# MATERIALS PROVIDED
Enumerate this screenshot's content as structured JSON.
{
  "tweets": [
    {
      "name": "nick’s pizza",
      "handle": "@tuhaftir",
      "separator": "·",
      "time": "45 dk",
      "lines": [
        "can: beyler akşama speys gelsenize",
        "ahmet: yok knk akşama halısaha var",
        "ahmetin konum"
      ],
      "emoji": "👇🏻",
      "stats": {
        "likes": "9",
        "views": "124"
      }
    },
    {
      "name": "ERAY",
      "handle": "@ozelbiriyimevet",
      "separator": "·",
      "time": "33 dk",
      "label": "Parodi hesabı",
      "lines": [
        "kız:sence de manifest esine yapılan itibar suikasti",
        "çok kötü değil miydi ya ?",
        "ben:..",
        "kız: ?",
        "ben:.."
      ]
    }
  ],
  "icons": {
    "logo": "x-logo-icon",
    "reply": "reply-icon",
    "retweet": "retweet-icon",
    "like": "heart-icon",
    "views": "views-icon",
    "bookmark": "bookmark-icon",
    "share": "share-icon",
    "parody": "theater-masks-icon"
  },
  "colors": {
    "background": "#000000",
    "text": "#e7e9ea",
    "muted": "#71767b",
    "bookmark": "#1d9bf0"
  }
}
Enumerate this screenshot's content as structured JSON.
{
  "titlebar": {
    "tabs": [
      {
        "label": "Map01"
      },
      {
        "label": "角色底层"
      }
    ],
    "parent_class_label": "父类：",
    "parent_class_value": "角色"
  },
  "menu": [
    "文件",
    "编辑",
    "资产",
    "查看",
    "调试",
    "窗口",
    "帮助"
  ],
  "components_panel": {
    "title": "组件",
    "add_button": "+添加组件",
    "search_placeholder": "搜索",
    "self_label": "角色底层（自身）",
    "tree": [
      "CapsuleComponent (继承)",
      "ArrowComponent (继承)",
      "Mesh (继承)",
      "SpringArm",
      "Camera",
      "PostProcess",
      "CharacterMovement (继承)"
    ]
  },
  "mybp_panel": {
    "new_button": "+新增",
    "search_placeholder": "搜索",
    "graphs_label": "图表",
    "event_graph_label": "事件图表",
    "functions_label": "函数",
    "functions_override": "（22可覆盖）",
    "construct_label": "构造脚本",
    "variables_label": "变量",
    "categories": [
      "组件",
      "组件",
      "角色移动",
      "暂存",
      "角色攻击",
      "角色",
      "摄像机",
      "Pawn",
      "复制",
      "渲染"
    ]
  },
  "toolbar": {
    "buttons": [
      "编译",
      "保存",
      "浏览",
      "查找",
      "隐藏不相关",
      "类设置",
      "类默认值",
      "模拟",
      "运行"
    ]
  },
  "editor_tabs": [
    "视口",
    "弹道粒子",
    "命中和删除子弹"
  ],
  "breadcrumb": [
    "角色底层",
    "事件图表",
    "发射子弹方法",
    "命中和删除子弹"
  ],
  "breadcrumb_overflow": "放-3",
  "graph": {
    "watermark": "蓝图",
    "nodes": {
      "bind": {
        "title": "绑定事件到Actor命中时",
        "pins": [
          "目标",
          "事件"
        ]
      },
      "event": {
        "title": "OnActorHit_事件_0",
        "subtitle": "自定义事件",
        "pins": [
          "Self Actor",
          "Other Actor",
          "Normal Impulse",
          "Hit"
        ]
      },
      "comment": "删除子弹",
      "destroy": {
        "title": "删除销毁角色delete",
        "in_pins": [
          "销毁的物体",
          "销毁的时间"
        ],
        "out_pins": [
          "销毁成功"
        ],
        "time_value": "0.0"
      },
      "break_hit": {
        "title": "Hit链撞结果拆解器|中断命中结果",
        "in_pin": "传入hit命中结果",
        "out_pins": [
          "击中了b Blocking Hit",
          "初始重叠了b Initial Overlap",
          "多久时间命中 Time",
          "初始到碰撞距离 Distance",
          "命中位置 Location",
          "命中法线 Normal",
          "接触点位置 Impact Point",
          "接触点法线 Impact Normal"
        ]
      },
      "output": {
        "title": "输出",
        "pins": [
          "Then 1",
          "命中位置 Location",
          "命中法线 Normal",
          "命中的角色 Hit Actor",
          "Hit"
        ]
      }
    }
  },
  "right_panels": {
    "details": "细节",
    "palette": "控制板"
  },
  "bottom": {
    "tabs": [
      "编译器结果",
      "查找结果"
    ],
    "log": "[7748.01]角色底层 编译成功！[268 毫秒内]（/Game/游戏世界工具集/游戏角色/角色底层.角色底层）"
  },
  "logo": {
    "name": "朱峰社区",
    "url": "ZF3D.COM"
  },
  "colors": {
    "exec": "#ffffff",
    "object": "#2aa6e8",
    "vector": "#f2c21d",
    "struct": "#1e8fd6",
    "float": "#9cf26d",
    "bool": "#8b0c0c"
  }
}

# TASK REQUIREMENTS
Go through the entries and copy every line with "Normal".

# RESPONSE TO THE TASK
          "Normal Impulse",
          "命中法线 Normal",
          "接触点法线 Impact Normal"
          "命中法线 Normal",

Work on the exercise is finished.